The radical response to conservative heritage tours and banal day-tripper guides, Rebel Footprints brings to life the history of social movements in the capital. Transporting readers from well-known landmarks to history-making hidden corners, David Rosenberg tells the story of protest and struggle in London from the early nineteenth to the mid-twentieth century.
From the suffragettes to the socialists, from the Chartists to the trade unionists, the book invites us to step into the footprints of a diverse cast of dedicated fighters for social justice.

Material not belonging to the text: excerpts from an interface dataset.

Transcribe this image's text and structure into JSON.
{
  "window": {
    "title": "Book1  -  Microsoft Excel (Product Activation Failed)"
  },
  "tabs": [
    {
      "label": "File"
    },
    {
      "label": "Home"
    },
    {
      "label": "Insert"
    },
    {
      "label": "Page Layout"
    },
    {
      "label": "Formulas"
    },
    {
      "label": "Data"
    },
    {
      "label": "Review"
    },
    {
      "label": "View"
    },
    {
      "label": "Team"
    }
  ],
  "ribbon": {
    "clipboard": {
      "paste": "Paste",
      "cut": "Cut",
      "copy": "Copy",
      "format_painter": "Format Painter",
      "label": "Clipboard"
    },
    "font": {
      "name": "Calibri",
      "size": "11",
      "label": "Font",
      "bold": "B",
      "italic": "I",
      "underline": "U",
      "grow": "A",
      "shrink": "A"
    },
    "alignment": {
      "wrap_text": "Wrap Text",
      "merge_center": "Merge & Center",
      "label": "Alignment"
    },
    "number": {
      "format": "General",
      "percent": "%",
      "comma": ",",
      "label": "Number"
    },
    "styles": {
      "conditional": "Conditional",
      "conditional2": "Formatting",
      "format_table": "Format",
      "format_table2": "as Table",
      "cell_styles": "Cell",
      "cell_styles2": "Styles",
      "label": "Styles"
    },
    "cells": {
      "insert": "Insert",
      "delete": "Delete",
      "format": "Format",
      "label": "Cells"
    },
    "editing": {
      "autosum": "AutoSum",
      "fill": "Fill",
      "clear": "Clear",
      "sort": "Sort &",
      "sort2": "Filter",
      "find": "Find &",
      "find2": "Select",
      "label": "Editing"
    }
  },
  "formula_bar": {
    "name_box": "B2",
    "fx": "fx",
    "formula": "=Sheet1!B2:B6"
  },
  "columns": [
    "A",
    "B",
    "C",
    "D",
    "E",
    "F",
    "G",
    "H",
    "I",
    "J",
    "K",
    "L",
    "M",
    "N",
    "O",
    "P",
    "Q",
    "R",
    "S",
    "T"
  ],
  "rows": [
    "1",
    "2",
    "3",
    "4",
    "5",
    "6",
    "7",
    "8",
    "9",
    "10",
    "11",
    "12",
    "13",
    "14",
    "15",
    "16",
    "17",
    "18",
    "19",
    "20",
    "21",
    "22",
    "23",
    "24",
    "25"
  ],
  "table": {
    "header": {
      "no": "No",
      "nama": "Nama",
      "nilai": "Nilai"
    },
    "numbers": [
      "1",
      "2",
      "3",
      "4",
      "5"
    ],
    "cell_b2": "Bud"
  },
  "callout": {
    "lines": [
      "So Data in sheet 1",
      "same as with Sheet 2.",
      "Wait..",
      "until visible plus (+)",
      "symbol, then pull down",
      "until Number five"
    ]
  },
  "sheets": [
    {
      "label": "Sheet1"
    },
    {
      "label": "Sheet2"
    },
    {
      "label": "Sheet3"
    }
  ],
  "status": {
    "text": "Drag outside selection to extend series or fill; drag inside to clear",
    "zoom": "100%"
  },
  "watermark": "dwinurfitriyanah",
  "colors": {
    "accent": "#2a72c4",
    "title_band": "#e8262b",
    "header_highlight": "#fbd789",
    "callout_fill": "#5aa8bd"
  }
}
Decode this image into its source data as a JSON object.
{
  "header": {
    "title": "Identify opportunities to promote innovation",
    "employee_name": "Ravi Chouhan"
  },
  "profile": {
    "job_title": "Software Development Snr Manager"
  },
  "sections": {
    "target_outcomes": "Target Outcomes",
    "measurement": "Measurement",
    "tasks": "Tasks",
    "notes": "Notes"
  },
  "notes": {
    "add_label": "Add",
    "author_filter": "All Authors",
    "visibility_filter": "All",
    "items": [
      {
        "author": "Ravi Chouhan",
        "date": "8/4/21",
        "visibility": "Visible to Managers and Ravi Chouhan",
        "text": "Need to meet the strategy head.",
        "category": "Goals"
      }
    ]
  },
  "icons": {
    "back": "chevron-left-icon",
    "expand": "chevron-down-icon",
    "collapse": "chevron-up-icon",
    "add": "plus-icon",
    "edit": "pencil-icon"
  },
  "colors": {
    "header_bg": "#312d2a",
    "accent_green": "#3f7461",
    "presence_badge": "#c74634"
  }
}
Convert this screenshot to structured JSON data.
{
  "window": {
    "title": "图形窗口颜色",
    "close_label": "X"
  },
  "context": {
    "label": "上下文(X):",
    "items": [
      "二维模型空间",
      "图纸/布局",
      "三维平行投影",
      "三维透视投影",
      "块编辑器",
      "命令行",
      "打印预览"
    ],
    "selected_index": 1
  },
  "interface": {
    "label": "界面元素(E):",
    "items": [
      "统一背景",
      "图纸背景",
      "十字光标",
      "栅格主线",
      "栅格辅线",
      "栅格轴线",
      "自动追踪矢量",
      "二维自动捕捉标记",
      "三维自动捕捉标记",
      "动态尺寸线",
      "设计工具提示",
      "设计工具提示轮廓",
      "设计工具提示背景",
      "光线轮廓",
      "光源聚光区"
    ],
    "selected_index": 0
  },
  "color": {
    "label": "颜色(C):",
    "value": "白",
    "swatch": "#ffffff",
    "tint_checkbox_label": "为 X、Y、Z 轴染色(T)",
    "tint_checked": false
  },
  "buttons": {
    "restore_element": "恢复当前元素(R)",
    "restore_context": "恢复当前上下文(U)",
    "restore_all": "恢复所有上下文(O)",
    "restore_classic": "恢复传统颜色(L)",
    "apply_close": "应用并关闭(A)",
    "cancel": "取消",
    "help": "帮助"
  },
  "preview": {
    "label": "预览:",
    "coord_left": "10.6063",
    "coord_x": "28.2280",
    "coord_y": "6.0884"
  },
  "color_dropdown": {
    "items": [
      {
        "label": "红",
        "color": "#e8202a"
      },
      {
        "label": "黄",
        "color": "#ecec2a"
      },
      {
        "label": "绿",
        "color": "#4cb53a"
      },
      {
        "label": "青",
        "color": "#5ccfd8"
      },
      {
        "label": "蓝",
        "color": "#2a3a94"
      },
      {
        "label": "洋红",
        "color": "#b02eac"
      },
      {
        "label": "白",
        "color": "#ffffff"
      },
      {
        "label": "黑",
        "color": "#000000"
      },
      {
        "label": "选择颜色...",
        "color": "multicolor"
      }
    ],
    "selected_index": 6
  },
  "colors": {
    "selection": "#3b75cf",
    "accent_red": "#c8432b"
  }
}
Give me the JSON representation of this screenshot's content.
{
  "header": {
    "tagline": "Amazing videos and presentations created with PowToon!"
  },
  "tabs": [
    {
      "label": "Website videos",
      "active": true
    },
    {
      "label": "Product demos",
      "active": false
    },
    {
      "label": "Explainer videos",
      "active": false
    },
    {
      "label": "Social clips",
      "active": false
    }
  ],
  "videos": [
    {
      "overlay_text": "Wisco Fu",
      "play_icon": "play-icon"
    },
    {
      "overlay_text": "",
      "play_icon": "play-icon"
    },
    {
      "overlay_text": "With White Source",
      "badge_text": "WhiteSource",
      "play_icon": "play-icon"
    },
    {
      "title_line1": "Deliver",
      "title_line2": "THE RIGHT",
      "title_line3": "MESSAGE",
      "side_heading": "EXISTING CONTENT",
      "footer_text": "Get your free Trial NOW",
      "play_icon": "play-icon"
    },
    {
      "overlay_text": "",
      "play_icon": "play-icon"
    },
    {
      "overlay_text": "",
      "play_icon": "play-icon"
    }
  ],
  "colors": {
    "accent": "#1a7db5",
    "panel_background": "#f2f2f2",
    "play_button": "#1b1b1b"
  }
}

Self-directed walks pair with narratives that seamlessly blend history, politics and geography, and beautifully illustrated maps immerse the reader in the story of the city. Whether you are visiting it for the first time, or born and raised in it, Rosenberg invites you to see London as you never have before: the nation's capital as its radical centre.
'David has brought the streets and buildings of London alive to the real history of the city and the struggles of ordinary people. Anyone reading this will walk the streets of our city with a different view of the world, and what people can do when they act together'-- Jeremy Corbyn, leader of the Labour Party
'Informative and well-judged ... There is so much that is inspirational in this book'-- Nicholas Lezard, Guardian Paperback of the Week
'A book of detail and passion'-- Danny Dorling, Times Higher Education
'You haven't walked the streets of London unless you've understood the secret history of revolt, rebellion and poverty hidden all around you in its bricks and alleyways. Rosenberg takes you there as no other writer has done'-- Paul Mason
'By offering us a guide to our radical past, Rosenberg reminds us of the strong tradition of dissent that has shaped our history and made us who we are'-- Billy Bragg
'Stirs my heart's old sympathies with the idealism of the radical Left. I still urge you to let Rosenberg take you on his London journey'-- Dave Hill, Guardian
This brilliant book brings London's long tradition of radicalism and rebellion to life. Using walks to show how dissent led to democracy, it is a fitting testimonial to the collective struggles of Londoners of every colour and creed. I for one will be dusting down my walking shoes and taking to the streets to find out more-- Frances O'Grady, General Secretary of the TUC
Foreword by Ash Sarkar
Introduction: Rebellious City
1. Writers and Rioters in the Fleet Street Precinct
2. Trailblazers for Democracy in Clerkenwell Green
3. The Spark of Rebellion in Bow
4. Coming in from the Cold: Immigrant Agitators and Radicals in Spitalfields
5. No Gods, No Masters: Radical Bloomsbury
6. Life on the Boundary: Fighting for Housing in Bethnal Green and Shoreditch
7. Stirrings from the South: The Battersea Four
8. Speaking Truth to Power: Suffragettes and Westminster
9. Not Afraid of the Prison Walls: Rebel Women and Men of Poplar
10. People's Power in Bermondsey
11. No Pasaran! Cable Street and Long Lane